In a spear phishing attack a data thief will send out emails to individuals that includes enough information to make the individual believe it is a legitimate request.  Often these emails will masquerade as a message from a software vendor imploring the person to update their computer.  When the user clicks on the email they are directed to a website that surreptitiously infects their system with malicious software. 
 
In a drive by attack, data thieves will put malicious software on websites and simply wait for people to open the site in a browser.  In August 2009, McAfee listed Jessica Biel as the most dangerous search term for a celebrity.  This means that if a person were to search for a website related to Jessica, that website had a high probability (20% chance) of being infected with malicious software. 
 
It is important to understand that technical abilities are not required to steal data any longer. Often, human nature lends us to unintentionally assist the thieves in stealing personal data.  Understanding how the data thieves think, and the techniques that they use, can help you to protect you and your customers from data compromise.
 
To read more you can read the ProPay whitepaper Data Compromise Basics.
What We're Watching
by Heather Mark, PhD, SVP Market Strategy
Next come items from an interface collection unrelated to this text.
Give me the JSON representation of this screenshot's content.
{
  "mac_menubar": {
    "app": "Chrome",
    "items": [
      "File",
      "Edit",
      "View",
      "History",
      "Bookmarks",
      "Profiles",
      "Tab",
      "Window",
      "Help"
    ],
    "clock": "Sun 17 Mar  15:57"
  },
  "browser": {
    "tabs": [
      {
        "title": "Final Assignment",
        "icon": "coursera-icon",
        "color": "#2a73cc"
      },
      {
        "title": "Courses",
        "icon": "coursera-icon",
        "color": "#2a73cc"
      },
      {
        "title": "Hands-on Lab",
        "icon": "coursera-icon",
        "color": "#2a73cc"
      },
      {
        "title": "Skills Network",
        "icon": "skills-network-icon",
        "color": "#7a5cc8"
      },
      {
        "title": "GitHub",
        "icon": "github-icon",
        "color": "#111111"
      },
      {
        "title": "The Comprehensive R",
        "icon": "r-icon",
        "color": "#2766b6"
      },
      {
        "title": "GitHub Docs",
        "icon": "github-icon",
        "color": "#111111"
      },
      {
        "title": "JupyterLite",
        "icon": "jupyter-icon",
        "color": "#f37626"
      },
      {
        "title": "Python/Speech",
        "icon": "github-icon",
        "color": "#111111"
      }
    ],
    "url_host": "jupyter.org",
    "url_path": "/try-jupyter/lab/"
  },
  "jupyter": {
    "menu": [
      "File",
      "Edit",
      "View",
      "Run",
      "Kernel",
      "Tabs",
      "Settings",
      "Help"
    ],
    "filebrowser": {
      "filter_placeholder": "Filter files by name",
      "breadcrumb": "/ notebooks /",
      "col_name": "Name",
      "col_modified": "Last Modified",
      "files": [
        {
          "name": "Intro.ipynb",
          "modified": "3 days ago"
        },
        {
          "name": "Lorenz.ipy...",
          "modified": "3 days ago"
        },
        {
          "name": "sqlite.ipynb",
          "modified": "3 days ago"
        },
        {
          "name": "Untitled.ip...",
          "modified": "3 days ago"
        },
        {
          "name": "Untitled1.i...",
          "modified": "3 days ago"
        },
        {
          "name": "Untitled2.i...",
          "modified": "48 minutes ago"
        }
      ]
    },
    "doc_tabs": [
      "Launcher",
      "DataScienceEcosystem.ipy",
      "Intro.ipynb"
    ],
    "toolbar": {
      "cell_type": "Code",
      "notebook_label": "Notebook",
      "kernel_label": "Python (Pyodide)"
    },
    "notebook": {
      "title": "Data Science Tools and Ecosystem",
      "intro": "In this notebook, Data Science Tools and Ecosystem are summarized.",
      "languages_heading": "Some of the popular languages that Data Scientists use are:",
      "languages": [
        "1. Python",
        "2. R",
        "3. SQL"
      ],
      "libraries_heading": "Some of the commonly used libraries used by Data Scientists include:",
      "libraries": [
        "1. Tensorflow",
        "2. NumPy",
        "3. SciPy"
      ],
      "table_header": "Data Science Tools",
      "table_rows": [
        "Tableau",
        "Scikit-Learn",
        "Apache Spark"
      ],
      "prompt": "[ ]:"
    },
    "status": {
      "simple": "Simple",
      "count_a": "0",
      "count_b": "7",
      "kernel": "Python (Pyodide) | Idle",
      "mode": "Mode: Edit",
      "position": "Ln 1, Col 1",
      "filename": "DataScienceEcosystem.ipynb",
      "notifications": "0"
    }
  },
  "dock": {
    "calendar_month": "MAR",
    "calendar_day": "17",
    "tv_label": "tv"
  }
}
Sen. Richard Durbin has proposed an amendment to the Financial Reform Act that would allow the Federal Reserve Board to set " reasonable and proportional" interchange fees on debit card purchases.  The amendment, widely referred to as the Durbin Amendment, has generated heated debate. 

While merchants and smaller banks support the law, banks and the card brands propose that it would result in higher costs to the consumer.  Particularly smaller community banks cite their reliance on the interchange as a significant stream of revenue.  These groups are concerned that consumers will have to pay higher fees and receive no more benefits and there will be no difference to them at the check-out. 
 
The National Restaurant Federation, however, calls interchange a significant hidden fee on merchants.  According to their research, restaurants pay approximately $48 billion in interchange fees annually. 
 
The Durbin Amendment was passed in the Senate version of the Financial Reform Bill, but was not included in the House version.  The entire bill is currently in conference committee, where the two legislative bodies will try to reconcile the differences in the versions.

DISCLAIMER:  ProPay, Inc. provides this newsletter only for general information or educational purposes.  Nothing herein should be relied upon without seeking the advice of an attorney or other professional appropriate to the subject matter.  While ProPay, Inc. strives to ensure information in this newsletter is accurate and current, ProPay, Inc. does not guarantee or represent that the information is correct, complete, or up-to-date; nor shall ProPay, Inc. be liable for any indirect, incidental or consequential damages (including lost data, information or profits) sustained or incurred in connection with the use of, operation of, or reliance upon any information contained in this newsletter.